Women in academia: How UC Berkeley professor Arlie Russell Hochschild’s work impacts your daily life

Wikimedia/Creative Commons

Related Posts

Every day, students at UC Berkeley adjust their emotions in response to societal norms and pressures. We show deference to our professors when we politely request a regrade on a midterm, smiling and making small talk as we ask. We show deference to our administrative faculty when we quietly submit approval requests for study abroad courses. We even show deference to graduate students when we ask clarification questions in our discussion sections. While this deference is often just basic respect for authority, students and young people tend to regulate our emotions more frequently than other groups. Why is this?

Arlie Russell Hochschild, a professor emerita of sociology at UC Berkeley, perfectly explains this extra effort to confront perceived anxiousness and stress. In her 1983 book, “The Managed Heart,” Hochschild coined the term “emotional labor,” which she defines as the “work of managing one’s own emotions that was required by certain professions.” To put it simply, emotional labor could be anything from smiling in a stressful situation to laughing off a mean comment from a group member. 

As more women have entered previously male-dominated professions, emotional labor has resurged in popularity to identify the modulation of behavior that many women may relate to. One of Hochschild’s key examples involves air stewardesses, who must cater to passengers’ needs while listening attentively and constantly looking happy. Often times, women are implicitly required to engage in emotional labor all while maintaining a harmonious professional environment. Hochschild’s defining of emotional labor presents a way for women to discuss the inequities of the workplace and stresses the importance of challenging the ingrained status quo.

Emotional labor is not solely restricted to the professional realm. At school, we constantly experience emotional labor. Maybe your teacher just cold-called you to answer a question you know nothing about in a 300-person lecture. Your response, likely ridden with fear and anxiousness, requires a certain amount of emotional labor to hold it all together. Or, maybe you feel burdened by all of your computer science projects and are on the brink of tears during office hours. In this case, you rely on emotional labor to keep your emotions under control so that you can get the answers you need. 

Not only is emotional labor a prerequisite for several female professions, but it is also a necessity for all UC Berkeley classes, organizations and functions. Although we may use emotional labor to navigate our daily lives, students also need to learn to manage it. Mitigating emotional labor is a means to alleviate stress and manage burnout

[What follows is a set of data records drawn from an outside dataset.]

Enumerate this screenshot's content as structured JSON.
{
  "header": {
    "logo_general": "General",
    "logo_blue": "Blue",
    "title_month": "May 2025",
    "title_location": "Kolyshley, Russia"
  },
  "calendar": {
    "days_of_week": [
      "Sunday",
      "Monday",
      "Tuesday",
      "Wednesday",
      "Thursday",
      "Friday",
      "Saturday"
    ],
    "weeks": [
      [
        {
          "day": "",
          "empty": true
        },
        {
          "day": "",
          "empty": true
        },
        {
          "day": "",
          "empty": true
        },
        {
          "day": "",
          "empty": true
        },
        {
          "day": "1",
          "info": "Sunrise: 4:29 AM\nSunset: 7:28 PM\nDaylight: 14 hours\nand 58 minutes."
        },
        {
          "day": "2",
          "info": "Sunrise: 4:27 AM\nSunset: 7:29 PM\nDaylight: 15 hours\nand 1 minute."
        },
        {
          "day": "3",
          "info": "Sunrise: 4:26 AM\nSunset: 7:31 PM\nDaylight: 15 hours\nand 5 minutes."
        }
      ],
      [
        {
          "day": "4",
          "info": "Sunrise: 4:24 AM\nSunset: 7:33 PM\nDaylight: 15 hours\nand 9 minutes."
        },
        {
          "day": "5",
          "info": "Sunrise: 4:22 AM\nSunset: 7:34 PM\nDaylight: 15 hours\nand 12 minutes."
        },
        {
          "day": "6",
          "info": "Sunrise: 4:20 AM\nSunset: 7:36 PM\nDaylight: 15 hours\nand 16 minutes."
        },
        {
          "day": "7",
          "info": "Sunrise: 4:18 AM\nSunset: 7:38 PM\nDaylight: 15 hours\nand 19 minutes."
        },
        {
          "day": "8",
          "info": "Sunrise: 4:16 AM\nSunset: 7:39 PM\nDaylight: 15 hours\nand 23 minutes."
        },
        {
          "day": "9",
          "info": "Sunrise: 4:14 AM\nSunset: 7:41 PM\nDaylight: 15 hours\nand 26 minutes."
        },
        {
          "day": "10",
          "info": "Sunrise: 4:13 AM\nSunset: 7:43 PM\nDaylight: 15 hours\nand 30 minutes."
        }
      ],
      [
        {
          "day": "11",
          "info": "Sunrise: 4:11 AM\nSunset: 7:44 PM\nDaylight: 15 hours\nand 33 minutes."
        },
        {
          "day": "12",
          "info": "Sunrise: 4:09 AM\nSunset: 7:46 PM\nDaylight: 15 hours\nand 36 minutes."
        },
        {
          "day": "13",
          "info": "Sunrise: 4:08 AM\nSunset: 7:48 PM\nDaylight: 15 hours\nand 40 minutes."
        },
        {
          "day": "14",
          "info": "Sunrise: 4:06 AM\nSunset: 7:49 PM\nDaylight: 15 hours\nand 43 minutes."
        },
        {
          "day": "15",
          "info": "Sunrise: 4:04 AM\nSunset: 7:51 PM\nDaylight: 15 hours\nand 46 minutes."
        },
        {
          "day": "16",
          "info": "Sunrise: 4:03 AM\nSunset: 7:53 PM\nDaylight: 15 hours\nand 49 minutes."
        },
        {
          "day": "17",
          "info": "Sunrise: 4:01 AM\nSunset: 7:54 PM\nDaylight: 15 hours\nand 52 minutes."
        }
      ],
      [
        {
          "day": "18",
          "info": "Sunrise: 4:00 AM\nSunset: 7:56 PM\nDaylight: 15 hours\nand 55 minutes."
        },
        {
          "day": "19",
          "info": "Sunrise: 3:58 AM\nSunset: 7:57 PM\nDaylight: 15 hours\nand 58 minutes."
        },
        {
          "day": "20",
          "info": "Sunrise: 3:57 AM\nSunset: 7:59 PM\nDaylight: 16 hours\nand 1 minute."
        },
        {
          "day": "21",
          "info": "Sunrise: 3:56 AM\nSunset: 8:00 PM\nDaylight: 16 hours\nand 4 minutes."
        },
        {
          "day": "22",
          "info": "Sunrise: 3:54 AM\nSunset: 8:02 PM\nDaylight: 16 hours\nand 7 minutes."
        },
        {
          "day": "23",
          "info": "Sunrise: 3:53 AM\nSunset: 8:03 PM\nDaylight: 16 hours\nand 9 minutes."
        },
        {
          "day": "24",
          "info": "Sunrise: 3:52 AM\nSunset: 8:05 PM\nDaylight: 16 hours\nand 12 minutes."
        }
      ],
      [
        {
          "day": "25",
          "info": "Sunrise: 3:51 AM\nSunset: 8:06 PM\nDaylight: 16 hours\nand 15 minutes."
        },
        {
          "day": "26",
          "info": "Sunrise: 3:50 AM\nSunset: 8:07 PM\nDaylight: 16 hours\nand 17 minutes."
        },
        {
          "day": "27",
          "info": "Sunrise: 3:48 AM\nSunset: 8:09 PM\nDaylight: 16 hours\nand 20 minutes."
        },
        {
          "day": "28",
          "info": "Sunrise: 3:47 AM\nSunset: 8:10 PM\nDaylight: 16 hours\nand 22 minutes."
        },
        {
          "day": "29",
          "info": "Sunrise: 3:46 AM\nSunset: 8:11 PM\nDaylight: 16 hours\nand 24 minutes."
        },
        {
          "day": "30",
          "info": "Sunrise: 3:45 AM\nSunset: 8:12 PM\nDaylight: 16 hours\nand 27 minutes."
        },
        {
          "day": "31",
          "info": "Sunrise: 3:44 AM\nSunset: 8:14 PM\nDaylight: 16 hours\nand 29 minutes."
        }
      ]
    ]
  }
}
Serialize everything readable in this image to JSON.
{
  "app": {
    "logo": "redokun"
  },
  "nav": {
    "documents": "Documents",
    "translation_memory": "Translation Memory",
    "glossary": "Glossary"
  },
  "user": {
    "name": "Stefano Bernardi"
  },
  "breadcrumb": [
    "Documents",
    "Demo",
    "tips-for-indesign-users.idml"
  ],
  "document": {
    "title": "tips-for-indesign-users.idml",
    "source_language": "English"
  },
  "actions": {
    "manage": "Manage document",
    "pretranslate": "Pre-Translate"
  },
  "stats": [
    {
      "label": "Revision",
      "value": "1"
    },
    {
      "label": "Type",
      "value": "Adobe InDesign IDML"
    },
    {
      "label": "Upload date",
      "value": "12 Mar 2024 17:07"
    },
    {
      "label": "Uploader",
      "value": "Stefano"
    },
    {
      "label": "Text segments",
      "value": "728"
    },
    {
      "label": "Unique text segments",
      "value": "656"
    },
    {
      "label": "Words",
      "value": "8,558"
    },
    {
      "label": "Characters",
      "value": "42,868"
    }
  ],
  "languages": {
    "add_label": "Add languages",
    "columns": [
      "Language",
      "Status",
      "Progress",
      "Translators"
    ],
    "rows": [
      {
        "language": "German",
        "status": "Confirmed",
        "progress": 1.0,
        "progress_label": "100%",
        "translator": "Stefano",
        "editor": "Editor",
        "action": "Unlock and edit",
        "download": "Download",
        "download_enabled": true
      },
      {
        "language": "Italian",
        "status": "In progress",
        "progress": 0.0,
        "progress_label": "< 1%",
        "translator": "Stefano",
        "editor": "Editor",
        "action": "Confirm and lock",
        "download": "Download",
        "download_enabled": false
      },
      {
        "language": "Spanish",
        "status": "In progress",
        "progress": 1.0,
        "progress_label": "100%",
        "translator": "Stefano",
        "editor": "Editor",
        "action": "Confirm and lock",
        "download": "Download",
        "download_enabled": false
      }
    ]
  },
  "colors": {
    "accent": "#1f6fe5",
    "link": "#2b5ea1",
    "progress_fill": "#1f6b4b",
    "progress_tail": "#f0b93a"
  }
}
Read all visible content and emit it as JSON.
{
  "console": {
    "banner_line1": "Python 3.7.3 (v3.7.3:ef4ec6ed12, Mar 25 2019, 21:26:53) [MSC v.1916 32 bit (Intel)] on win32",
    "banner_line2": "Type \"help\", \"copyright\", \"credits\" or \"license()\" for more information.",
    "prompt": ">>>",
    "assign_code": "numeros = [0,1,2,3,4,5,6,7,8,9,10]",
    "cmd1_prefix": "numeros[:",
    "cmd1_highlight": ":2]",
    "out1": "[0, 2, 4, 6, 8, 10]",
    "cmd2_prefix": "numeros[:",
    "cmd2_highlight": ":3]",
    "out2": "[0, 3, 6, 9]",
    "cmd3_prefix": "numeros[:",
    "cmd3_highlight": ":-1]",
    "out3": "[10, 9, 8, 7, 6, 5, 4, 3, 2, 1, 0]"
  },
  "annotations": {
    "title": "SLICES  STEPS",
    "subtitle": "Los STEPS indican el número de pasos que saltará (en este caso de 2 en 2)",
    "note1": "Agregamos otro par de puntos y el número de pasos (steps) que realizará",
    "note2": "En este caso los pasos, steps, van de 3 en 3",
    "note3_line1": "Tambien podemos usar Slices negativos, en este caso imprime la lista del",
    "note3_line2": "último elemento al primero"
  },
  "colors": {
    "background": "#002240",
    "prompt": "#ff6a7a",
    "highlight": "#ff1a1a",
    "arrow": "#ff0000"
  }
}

As students, how can we pinpoint and resolve the areas of high emotional labor in our lives? Consider situations in which you don’t feel comfortable being yourself. Covering up your true self requires copious amounts of emotional labor. Being genuine to yourself and actively seeking support groups with peers you can trust relieves this form of stress. For example, if you have a fear of larger crowds, avoid leading football chants for the Rally Committee. Instead, seek smaller social gatherings where you can have more intimate, one-on-one conversations. When you compromise your values or personality traits, you end up using emotional labor, which leaves you burdened with stress. By joining a major, class or student organization that aligns with your true self, you can lessen the negative toll of emotional labor. 

Thanks to Hochschild, we can put a name to the stress associated with faking a smile — something most of us do every day. By recognizing scenarios of emotional labor and their effects, we are able to overcome the burnout associated with UC Berkeley and the working life beyond. Without the burdens of emotional labor, we too can emulate Hochschild’s revolutionary work.

Hochschild is one of many distinguished female UC Berkeley professors whose research deserves praise this International Women’s Day. Learning about emotional labor helps not just students, but people everywhere become more in tune with their expressions and feelings. Hochschild has formulated ideas that shape our lives. This International Women’s Day, recognize the ways emotional labor permeates your day-to-day life, and take a moment to honor the various findings that women in academia have discovered.

Contact Brookey Villanueva at [email protected].